So, I am going to be taking classes in Marseille at the Alliance Française (AF). I found that to be the most internationally recognized and trusted of the French language learning institutes around the world and so, I put my trust in them…and their methods. Anyone have good experiences with this organization? Have you taken long term classes there? What was the work-load like? Lots of Homework?
So, back to the real purpose … the AF, I am intending to get my student visa through enrollment there, can’t find a lot of info out there that says if people were successful or not so I will lay out my steps here and of course, let you know if I was successful in getting a student visa this way. (Disclaimer, I have not completed the process so I still have much to learn. Give me a couple months and hopefully I can report back with even more detailed explanations. Explanations done so that it can help someone else out in my situation! I hope!)
A few things I have learned thus far (for an American wanting a French student visa, this way):
- you MUST go through CampusFrance. Advice: READ EVERYTHING, multiple times. Check, double check and triple check that you do everything they suggest. Most info you need is on this website or it will link you to what you do need.
- CampusFrance called me, after I had sent in my paperwork ExpressMail with tracking number! (it’s important folks!) and said everything was great, my money order for $140, my application forms … however, my registration form says I am only registered for 8 hours of classes, unfortunately you MUST have 15 credit hours registered (and mentioned on this letter from AF) in order to apply for a student visa. Yeah, 15 … this was a tiny problem for me seeing as how I am also going to be doing some of my PhD research while I am there for these 7 months. However, I decided that it was going to benefit me in the long run to take more French and then the next time I travel to Marseille (probably next fall) I will go on a scientists visa, with a ton of French under my belt and be fine. The more French I have now, the better. So I resent a letter to CampusFrance in Washington, DC that registered me for 16 hours of french… Monday, Tuesday, Thursday and Friday for 4 long hours! For at least November and December … ((sigh)) this will be a lot of work but again, worth it!
- Get your insurance figured out … you must take a document stating that you are covered up to a certain amount while overseas. Call your insurance company and see if this is the case, if not, figure out how to make it so. You must be covered! I have read stories of people being turned away for a visa because they didn’t show this. If you are under 28 there is the possibility of being covered under the French social security but better safe than sorry. Check out your own insurance just to be safe!
- Make a ton of copies of everything … you’ll need them.
- Make sure to take your original birth certificate with you to France. You’ll need it to get your carte de séjour. (a reminder to myself)
- Expect the process to be frustrating. You will jump through hoops. I am not done with the hoops. Oh well.

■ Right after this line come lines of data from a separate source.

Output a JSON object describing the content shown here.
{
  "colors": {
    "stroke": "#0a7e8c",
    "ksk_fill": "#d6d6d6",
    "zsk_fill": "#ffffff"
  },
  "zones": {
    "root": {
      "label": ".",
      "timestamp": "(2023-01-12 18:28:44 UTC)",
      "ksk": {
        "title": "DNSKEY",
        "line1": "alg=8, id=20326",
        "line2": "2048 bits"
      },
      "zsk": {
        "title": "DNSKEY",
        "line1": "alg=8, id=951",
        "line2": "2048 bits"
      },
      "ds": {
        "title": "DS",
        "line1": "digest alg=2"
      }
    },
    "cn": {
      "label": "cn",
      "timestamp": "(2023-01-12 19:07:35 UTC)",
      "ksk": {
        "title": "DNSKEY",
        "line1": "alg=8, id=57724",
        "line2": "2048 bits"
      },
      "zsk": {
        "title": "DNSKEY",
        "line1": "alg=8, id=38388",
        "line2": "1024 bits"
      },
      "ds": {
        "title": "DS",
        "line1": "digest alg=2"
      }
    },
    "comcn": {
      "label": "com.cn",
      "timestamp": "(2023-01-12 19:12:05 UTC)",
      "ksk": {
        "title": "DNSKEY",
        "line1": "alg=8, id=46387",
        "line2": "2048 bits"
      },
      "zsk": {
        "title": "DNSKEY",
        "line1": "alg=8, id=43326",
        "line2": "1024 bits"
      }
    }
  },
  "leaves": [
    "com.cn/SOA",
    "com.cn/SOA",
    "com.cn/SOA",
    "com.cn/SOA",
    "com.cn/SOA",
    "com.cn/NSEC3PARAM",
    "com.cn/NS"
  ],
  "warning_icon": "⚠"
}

- You have to be able to show you have some dollaz saved to cover you while in France. Luckily, for students, this amounts to like $850 (ish) per month you’ll be in France (much less than if we were real adults looking to go to France, haha). So, print some bank statements to take to the consulate to show you have this much money saved OR you can have a notarized letter from your parents (or someone else that can help you I guess) saying they will cover you for this amount each month. MUST be notarized for legitimacy.
I am sure I have more but I must go for now. More soon, I promise!